Except it kind of is. You see, this quarantine came at a time when the worst possible thing I could imagine was being in close quarters with my kids 24/7. In fact, in the days prior to the quarantine, at the end of the school day, I would sit in my office, put my face in my hands and break down crying at the thought of going home to my kids. What kind of a monster of a mother does that?! It’s hard to admit. I am ashamed. But it is the truth. I have been in a depressive state for a while, and the only thing helping me to keep my head above water (besides meds) is the fact that I would force my ass out of bed, dress like a professional, and go to a job I am good at. No matter how heavy my heart was and how many tears I fought on the way to work, the load lightened as the day went on – a silly comment from a teenager in their broken English, extra endearing because of the effort to connect with me despite the generation gap and language barrier; the sweet “thanks for the class, miss!” when exiting the classroom, making me feel like, maybe, just maybe, I still got this despite my world falling apart. And my rock, my colleague, who pops into my office to eat lunch with me and naturally brings out the “me” that I have lost. The “me” that laughs, the “me” that loves hearing about wedding plans, the “me” who still sees humor in things, the “me” that can still find solutions… the “me” that gets lost once I pull into my driveway and I am overcome by something similar to a vacuum sucking out everything from your breath, to your voice of reason, leaving you empty.

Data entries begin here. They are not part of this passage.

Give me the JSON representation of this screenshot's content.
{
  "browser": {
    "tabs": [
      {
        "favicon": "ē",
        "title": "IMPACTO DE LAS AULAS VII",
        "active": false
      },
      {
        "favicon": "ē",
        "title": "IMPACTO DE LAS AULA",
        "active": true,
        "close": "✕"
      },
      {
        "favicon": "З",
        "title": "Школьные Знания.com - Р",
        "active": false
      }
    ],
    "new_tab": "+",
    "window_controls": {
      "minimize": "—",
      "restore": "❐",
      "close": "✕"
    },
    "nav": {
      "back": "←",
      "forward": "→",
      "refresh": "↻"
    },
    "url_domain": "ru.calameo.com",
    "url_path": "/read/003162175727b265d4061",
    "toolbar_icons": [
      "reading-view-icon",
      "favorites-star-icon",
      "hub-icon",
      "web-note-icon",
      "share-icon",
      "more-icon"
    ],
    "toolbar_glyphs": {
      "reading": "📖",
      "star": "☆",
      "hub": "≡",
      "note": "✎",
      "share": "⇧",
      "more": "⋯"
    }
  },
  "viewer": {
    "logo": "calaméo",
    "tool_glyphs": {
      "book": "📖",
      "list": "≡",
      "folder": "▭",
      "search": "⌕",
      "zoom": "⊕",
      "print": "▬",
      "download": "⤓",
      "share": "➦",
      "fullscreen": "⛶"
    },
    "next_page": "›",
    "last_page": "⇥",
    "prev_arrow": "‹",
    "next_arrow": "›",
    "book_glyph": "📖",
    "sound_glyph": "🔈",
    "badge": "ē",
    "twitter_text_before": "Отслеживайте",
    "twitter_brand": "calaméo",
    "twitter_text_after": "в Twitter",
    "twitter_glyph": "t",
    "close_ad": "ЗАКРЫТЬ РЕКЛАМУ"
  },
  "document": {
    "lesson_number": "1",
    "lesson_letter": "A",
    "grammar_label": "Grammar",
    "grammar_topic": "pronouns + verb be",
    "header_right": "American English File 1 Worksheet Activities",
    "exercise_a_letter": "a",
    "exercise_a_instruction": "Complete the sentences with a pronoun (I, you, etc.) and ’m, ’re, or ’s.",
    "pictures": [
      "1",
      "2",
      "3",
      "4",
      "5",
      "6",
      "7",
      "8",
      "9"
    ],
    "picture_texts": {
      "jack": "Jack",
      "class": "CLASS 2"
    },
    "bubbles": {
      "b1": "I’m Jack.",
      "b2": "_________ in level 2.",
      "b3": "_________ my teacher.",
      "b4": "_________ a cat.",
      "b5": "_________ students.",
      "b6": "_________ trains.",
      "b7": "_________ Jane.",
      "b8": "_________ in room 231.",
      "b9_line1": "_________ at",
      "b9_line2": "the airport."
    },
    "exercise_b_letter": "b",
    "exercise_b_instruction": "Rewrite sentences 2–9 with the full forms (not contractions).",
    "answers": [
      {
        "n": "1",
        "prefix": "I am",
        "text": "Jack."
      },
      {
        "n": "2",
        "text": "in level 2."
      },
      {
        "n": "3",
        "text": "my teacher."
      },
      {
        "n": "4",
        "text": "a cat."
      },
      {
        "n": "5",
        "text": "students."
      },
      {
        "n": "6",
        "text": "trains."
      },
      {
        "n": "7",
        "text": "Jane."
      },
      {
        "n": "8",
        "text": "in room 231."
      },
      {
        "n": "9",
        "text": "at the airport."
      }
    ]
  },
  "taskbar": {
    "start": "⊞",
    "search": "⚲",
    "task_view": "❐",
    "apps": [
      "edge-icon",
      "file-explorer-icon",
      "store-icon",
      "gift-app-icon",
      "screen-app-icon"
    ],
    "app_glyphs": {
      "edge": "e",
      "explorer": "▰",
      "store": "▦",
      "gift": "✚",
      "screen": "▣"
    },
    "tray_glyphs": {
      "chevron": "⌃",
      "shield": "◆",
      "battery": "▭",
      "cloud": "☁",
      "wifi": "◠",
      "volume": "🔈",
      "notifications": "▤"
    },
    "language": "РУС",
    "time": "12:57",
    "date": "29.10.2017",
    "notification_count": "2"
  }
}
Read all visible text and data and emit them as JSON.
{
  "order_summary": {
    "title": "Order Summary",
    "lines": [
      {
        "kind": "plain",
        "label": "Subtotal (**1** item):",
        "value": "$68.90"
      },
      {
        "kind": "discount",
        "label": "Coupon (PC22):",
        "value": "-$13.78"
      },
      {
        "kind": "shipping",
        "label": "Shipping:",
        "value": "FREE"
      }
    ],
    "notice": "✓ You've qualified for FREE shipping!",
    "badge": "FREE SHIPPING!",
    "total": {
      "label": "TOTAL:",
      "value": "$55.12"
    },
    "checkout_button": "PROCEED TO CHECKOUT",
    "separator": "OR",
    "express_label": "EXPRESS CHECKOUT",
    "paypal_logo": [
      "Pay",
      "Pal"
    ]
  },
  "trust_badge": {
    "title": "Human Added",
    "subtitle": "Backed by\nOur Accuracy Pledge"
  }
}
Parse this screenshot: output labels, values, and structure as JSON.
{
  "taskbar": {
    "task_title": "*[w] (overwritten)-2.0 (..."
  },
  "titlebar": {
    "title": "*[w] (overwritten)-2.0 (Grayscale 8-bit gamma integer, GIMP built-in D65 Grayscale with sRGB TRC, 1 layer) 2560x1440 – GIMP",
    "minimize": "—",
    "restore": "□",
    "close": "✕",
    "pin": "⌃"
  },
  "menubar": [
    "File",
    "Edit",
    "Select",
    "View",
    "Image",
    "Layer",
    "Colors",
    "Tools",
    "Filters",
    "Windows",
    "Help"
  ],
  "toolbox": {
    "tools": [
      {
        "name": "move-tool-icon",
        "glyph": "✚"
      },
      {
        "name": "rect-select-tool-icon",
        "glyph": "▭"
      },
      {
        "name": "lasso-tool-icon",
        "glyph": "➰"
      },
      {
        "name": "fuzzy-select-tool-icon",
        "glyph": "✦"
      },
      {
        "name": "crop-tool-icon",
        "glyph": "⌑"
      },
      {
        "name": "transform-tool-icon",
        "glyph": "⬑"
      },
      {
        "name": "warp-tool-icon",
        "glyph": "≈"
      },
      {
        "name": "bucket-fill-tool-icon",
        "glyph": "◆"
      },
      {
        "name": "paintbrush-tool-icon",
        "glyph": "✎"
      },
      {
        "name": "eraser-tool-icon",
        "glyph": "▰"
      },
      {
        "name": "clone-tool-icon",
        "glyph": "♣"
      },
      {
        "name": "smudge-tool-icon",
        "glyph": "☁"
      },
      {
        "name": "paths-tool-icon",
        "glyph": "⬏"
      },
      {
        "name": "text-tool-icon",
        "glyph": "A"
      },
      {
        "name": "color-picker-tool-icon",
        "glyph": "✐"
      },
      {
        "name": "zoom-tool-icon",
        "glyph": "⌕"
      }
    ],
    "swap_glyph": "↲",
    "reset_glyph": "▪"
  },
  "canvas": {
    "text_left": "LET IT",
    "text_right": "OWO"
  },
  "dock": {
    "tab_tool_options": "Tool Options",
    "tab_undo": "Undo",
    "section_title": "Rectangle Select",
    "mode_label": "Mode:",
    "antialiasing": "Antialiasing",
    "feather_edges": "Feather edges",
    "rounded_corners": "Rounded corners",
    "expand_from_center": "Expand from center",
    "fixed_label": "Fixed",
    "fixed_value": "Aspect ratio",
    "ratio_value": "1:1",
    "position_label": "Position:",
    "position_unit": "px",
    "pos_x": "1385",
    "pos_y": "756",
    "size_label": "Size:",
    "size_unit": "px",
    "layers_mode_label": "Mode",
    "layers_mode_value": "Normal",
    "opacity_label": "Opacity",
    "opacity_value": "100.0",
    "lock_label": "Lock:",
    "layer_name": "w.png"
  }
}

Obviously I didn’t get to this point overnight. It’s been a slow and painful downward spiral, an accumulation of mental surcharge, juggling everything a typcial high school teacher would, in addition to weekly appointments with a social worker to animate family meetings regarding our differing parenting styles (my parents, who live with us, have basically been co-parenting and consistency is a huge challenge). To that mix, add a change in special educator assigned to our family, emotional fatigue, and physical abuse. From my 8 year old son. My 130 pound 8 year old son with defiant behavior disorder, in addition to his Autism and lack of impulse control due to his ADHD.
His violence has been something I have asked for help on for years. The multidisciplinary team supporting us through it has changed members several times, each with a different philosophy, way of working, observation periods, charts to fill, medications to adjust, advice to give… but at the end of the day, my bruises keep multiplying, both on the outside and, the ones that heal less easily, the bruises on my heart. I stopped believing this would ever get better. And to add salt to a very open wound, his psychiatrist last week, after agreeing to try a new med, added that changing doses and molecules will be en eternal cycle until we place him in a center. Put him away. My sweet, joyful, affectionate boy. Torn from the people he loves so intensely. That is the solution I was offered.
I spent the next few days on the couch, in a bit of a haze. Alternating between despair and numbness. When I was finally able to put into words all the noise that was in my head, I reached out to other professionals. I tried to make a plan. It’s how I deal. I plan. Except, what was missing this time was the convinction that my plan would change anything. And then the dispair comes back and I am back on the couch crying. In the meantime, my mom has stepped up to care for the children. When I finally give in to their pleas and requests for mommy, I try to put on a face and participate in an activity. Giancarlo wants to bake a cake. It’s something he has recently taken an interest in and I have stocked up on Betty Crocker mixes. His energy level is through the roof – a mix of excitement and anxiety. I know him well enough to notice that we need to write down the steps before starting. Reading gives him the pause to breathe, and the structure offered by a written enumerated plan also calms his anxiety. It was a strategy I had used effectively many times before. Except, he started insisting that we should not add salt. “No, Giancarlo, no salt”. “NO SALT, NO SALT NO SALT!” He bangs his elbows on the table The escalation has begun. “Giancarlo, no salt, look, first…” and I read the steps I have coped down from our trusty Betty Crocker box. “No salt mommy!” “No, my love!” (me trying to remain calm) He must have taken my no as a denial of his request for no salt. He skipped three levels of regulation and went full-on apeshit. Threw himself on the floor, punching the legs of the table, knocking over the mixing bowl. I get down to his level to try to reason with him, because clearly there is a misunderstanding. He locks eyes with me and reaches for the hair near the nape of my neck, right where it hurts most – his favorite spot. What happens next is a blur. I just know that how I reacted was out of character for me. “Me”. God, I can’t even recognize myself anymore, neither in my actions, nor in my parenting, and much less in the thoughts that have flooded my brain lately.
And then comes the news. Schools are closed for at least 14 days. WHAT THE FUCK AM I GOING TO DO?!
2 thoughts on “This is not about CoVid19”
Elena, thank you for continuing to be so honest, and please know that you are certainly not alone.
I look forward to your blogposts, as it is a reminder that I am also not alone in parenting an autistic child and the challenges that come with it.
You are doing a great job at parenting your kids, even if it may not feel like it sometimes. Sending you lots of strength and energy to get through the next 2 weeks with kids at home! You got this mama! 🙂
Thank you 🙏🏼